=== Section Start ===
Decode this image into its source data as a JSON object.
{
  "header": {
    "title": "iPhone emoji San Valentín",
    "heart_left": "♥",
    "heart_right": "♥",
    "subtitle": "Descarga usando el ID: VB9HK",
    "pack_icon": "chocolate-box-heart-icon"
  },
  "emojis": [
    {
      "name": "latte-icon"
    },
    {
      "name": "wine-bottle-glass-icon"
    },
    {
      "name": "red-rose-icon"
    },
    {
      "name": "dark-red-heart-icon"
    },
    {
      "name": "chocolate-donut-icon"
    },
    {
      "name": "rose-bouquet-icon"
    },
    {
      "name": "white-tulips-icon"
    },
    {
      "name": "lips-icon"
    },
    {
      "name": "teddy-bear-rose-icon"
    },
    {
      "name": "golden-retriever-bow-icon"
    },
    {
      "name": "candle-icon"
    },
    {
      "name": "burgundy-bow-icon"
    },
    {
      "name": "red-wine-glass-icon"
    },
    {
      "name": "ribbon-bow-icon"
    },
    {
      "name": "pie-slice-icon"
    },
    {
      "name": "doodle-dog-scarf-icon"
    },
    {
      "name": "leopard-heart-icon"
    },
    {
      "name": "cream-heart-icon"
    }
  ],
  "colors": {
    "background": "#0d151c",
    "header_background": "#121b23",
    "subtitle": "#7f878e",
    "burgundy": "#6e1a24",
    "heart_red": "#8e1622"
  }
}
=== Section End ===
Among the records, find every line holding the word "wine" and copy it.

*Answer to this problem*:
      "name": "wine-bottle-glass-icon"
      "name": "red-wine-glass-icon"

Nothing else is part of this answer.